Pictograms are among mankind’s earliest inventions. From the cave paintings at Lascaux and Egyptian hieroglyphics to the pictograms found throughout modern international airports, humans have been conveying ideas through images for thousands of years.
Good pictograms are literal and easy to understand regardless of language or cultural barriers. They convey a single idea. They can be understood on a subconscious level in the blink of an eye. Pictograms are an important aspect of most interior signage solutions and they are crucial to effective ADA signage.
Unfortunately, not all pictograms work as well as they should. To help you avoid choosing or using bad pictograms in your corporate signage design, here is a list of a few pictogram pitfalls:
Stick figures. If it looks like a 5-year-old did it, it isn’t right for your organization – unless you sell pretzel sticks or pipe cleaners. Pictograms need to be recognizable, but not so stylized that they bring undue attention to themselves.
Multiple ideas. A pictogram needs to represent one thing clearly. Trying to cram multiple pieces into a single pictogram is a recipe for confusion.
Lack of context. The pictogram above isn’t bad. In fact, it’s part of an award-winning set produced through collaboration between AIGA, the professional organization for design, and the U.S. Department of Transportation for use in airports and other transportation hubs.
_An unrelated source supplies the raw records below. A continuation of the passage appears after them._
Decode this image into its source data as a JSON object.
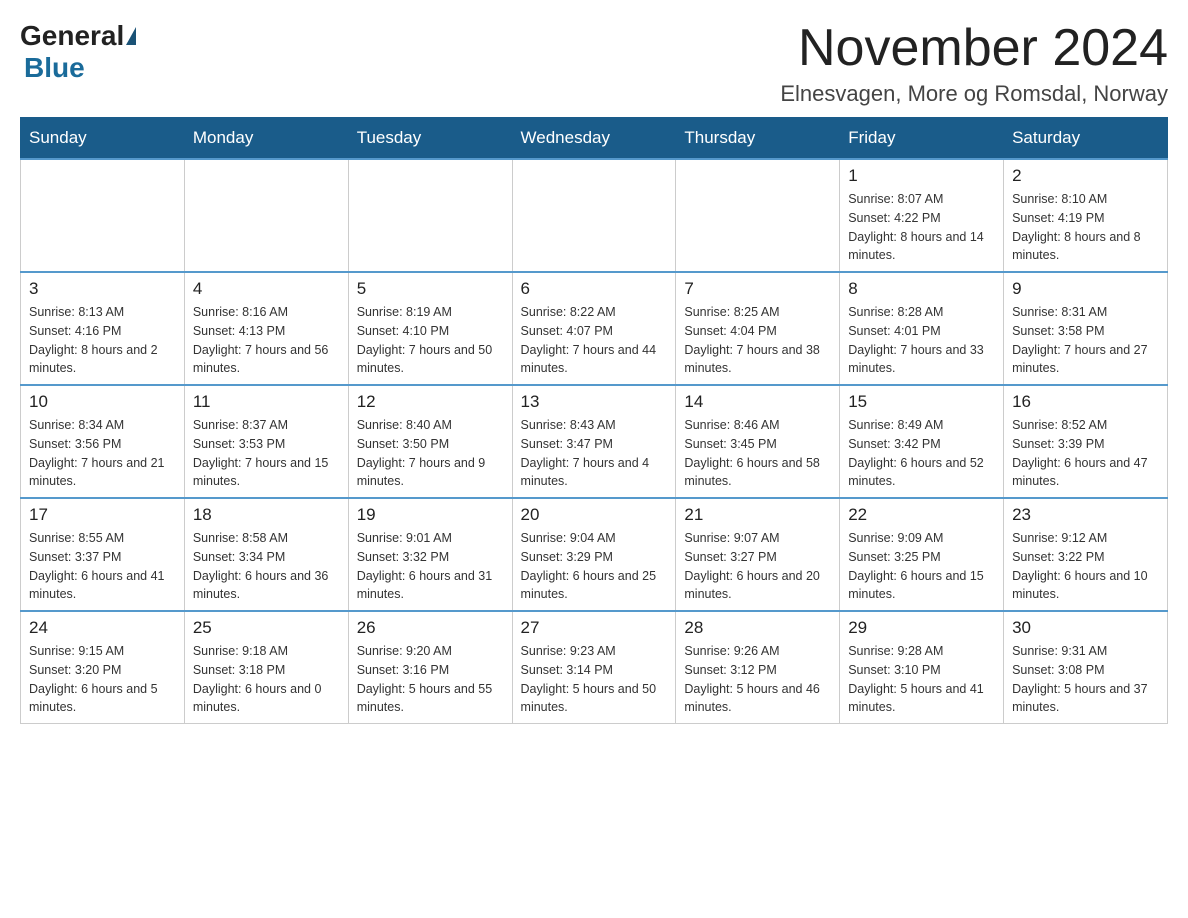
{
  "logo": {
    "general": "General",
    "blue": "Blue"
  },
  "header": {
    "month_year": "November 2024",
    "location": "Elnesvagen, More og Romsdal, Norway"
  },
  "days_of_week": [
    "Sunday",
    "Monday",
    "Tuesday",
    "Wednesday",
    "Thursday",
    "Friday",
    "Saturday"
  ],
  "weeks": [
    [
      {
        "day": "",
        "sunrise": "",
        "sunset": "",
        "daylight": ""
      },
      {
        "day": "",
        "sunrise": "",
        "sunset": "",
        "daylight": ""
      },
      {
        "day": "",
        "sunrise": "",
        "sunset": "",
        "daylight": ""
      },
      {
        "day": "",
        "sunrise": "",
        "sunset": "",
        "daylight": ""
      },
      {
        "day": "",
        "sunrise": "",
        "sunset": "",
        "daylight": ""
      },
      {
        "day": "1",
        "sunrise": "Sunrise: 8:07 AM",
        "sunset": "Sunset: 4:22 PM",
        "daylight": "Daylight: 8 hours and 14 minutes."
      },
      {
        "day": "2",
        "sunrise": "Sunrise: 8:10 AM",
        "sunset": "Sunset: 4:19 PM",
        "daylight": "Daylight: 8 hours and 8 minutes."
      }
    ],
    [
      {
        "day": "3",
        "sunrise": "Sunrise: 8:13 AM",
        "sunset": "Sunset: 4:16 PM",
        "daylight": "Daylight: 8 hours and 2 minutes."
      },
      {
        "day": "4",
        "sunrise": "Sunrise: 8:16 AM",
        "sunset": "Sunset: 4:13 PM",
        "daylight": "Daylight: 7 hours and 56 minutes."
      },
      {
        "day": "5",
        "sunrise": "Sunrise: 8:19 AM",
        "sunset": "Sunset: 4:10 PM",
        "daylight": "Daylight: 7 hours and 50 minutes."
      },
      {
        "day": "6",
        "sunrise": "Sunrise: 8:22 AM",
        "sunset": "Sunset: 4:07 PM",
        "daylight": "Daylight: 7 hours and 44 minutes."
      },
      {
        "day": "7",
        "sunrise": "Sunrise: 8:25 AM",
        "sunset": "Sunset: 4:04 PM",
        "daylight": "Daylight: 7 hours and 38 minutes."
      },
      {
        "day": "8",
        "sunrise": "Sunrise: 8:28 AM",
        "sunset": "Sunset: 4:01 PM",
        "daylight": "Daylight: 7 hours and 33 minutes."
      },
      {
        "day": "9",
        "sunrise": "Sunrise: 8:31 AM",
        "sunset": "Sunset: 3:58 PM",
        "daylight": "Daylight: 7 hours and 27 minutes."
      }
    ],
    [
      {
        "day": "10",
        "sunrise": "Sunrise: 8:34 AM",
        "sunset": "Sunset: 3:56 PM",
        "daylight": "Daylight: 7 hours and 21 minutes."
      },
      {
        "day": "11",
        "sunrise": "Sunrise: 8:37 AM",
        "sunset": "Sunset: 3:53 PM",
        "daylight": "Daylight: 7 hours and 15 minutes."
      },
      {
        "day": "12",
        "sunrise": "Sunrise: 8:40 AM",
        "sunset": "Sunset: 3:50 PM",
        "daylight": "Daylight: 7 hours and 9 minutes."
      },
      {
        "day": "13",
        "sunrise": "Sunrise: 8:43 AM",
        "sunset": "Sunset: 3:47 PM",
        "daylight": "Daylight: 7 hours and 4 minutes."
      },
      {
        "day": "14",
        "sunrise": "Sunrise: 8:46 AM",
        "sunset": "Sunset: 3:45 PM",
        "daylight": "Daylight: 6 hours and 58 minutes."
      },
      {
        "day": "15",
        "sunrise": "Sunrise: 8:49 AM",
        "sunset": "Sunset: 3:42 PM",
        "daylight": "Daylight: 6 hours and 52 minutes."
      },
      {
        "day": "16",
        "sunrise": "Sunrise: 8:52 AM",
        "sunset": "Sunset: 3:39 PM",
        "daylight": "Daylight: 6 hours and 47 minutes."
      }
    ],
    [
      {
        "day": "17",
        "sunrise": "Sunrise: 8:55 AM",
        "sunset": "Sunset: 3:37 PM",
        "daylight": "Daylight: 6 hours and 41 minutes."
      },
      {
        "day": "18",
        "sunrise": "Sunrise: 8:58 AM",
        "sunset": "Sunset: 3:34 PM",
        "daylight": "Daylight: 6 hours and 36 minutes."
      },
      {
        "day": "19",
        "sunrise": "Sunrise: 9:01 AM",
        "sunset": "Sunset: 3:32 PM",
        "daylight": "Daylight: 6 hours and 31 minutes."
      },
      {
        "day": "20",
        "sunrise": "Sunrise: 9:04 AM",
        "sunset": "Sunset: 3:29 PM",
        "daylight": "Daylight: 6 hours and 25 minutes."
      },
      {
        "day": "21",
        "sunrise": "Sunrise: 9:07 AM",
        "sunset": "Sunset: 3:27 PM",
        "daylight": "Daylight: 6 hours and 20 minutes."
      },
      {
        "day": "22",
        "sunrise": "Sunrise: 9:09 AM",
        "sunset": "Sunset: 3:25 PM",
        "daylight": "Daylight: 6 hours and 15 minutes."
      },
      {
        "day": "23",
        "sunrise": "Sunrise: 9:12 AM",
        "sunset": "Sunset: 3:22 PM",
        "daylight": "Daylight: 6 hours and 10 minutes."
      }
    ],
    [
      {
        "day": "24",
        "sunrise": "Sunrise: 9:15 AM",
        "sunset": "Sunset: 3:20 PM",
        "daylight": "Daylight: 6 hours and 5 minutes."
      },
      {
        "day": "25",
        "sunrise": "Sunrise: 9:18 AM",
        "sunset": "Sunset: 3:18 PM",
        "daylight": "Daylight: 6 hours and 0 minutes."
      },
      {
        "day": "26",
        "sunrise": "Sunrise: 9:20 AM",
        "sunset": "Sunset: 3:16 PM",
        "daylight": "Daylight: 5 hours and 55 minutes."
      },
      {
        "day": "27",
        "sunrise": "Sunrise: 9:23 AM",
        "sunset": "Sunset: 3:14 PM",
        "daylight": "Daylight: 5 hours and 50 minutes."
      },
      {
        "day": "28",
        "sunrise": "Sunrise: 9:26 AM",
        "sunset": "Sunset: 3:12 PM",
        "daylight": "Daylight: 5 hours and 46 minutes."
      },
      {
        "day": "29",
        "sunrise": "Sunrise: 9:28 AM",
        "sunset": "Sunset: 3:10 PM",
        "daylight": "Daylight: 5 hours and 41 minutes."
      },
      {
        "day": "30",
        "sunrise": "Sunrise: 9:31 AM",
        "sunset": "Sunset: 3:08 PM",
        "daylight": "Daylight: 5 hours and 37 minutes."
      }
    ]
  ]
}
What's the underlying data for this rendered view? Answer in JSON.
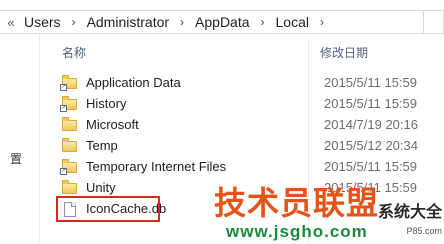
{
  "address_bar": {
    "overflow_glyph": "«",
    "separator": "›",
    "crumbs": [
      "Users",
      "Administrator",
      "AppData",
      "Local"
    ],
    "dropdown_glyph": "▾"
  },
  "nav_pane": {
    "glyph": "置"
  },
  "columns": {
    "name": "名称",
    "date_modified": "修改日期"
  },
  "rows": [
    {
      "name": "Application Data",
      "date": "2015/5/11 15:59",
      "icon": "folder-shortcut-icon"
    },
    {
      "name": "History",
      "date": "2015/5/11 15:59",
      "icon": "folder-shortcut-icon"
    },
    {
      "name": "Microsoft",
      "date": "2014/7/19 20:16",
      "icon": "folder-icon"
    },
    {
      "name": "Temp",
      "date": "2015/5/12 20:34",
      "icon": "folder-icon"
    },
    {
      "name": "Temporary Internet Files",
      "date": "2015/5/11 15:59",
      "icon": "folder-shortcut-icon"
    },
    {
      "name": "Unity",
      "date": "2015/5/11 15:59",
      "icon": "folder-icon"
    },
    {
      "name": "IconCache.db",
      "date": "",
      "icon": "file-icon"
    }
  ],
  "highlight_color": "#d9281e",
  "watermark": {
    "main": "技术员联盟",
    "sub": "系统大全",
    "url": "www.jsgho.com",
    "small": "P85.com"
  }
}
The issue here is what may make sense in the context of an airport setting may not make sense elsewhere. (For the record, the pictogram signifies “arriving flights.”)
- Stylized arrows. If you use wayfinding signage to point someone in a given direction, make sure they know they are looking at an arrow.
- Smiley faces. The largest retailer in America can get away with them; you can’t.
- Rainbow colors. Color is important. Color is good. Too much color is a mess. Pictograms should be one color.
- Remember, not all pictograms are created equal, so choose wisely when using them to enhance your ada signage.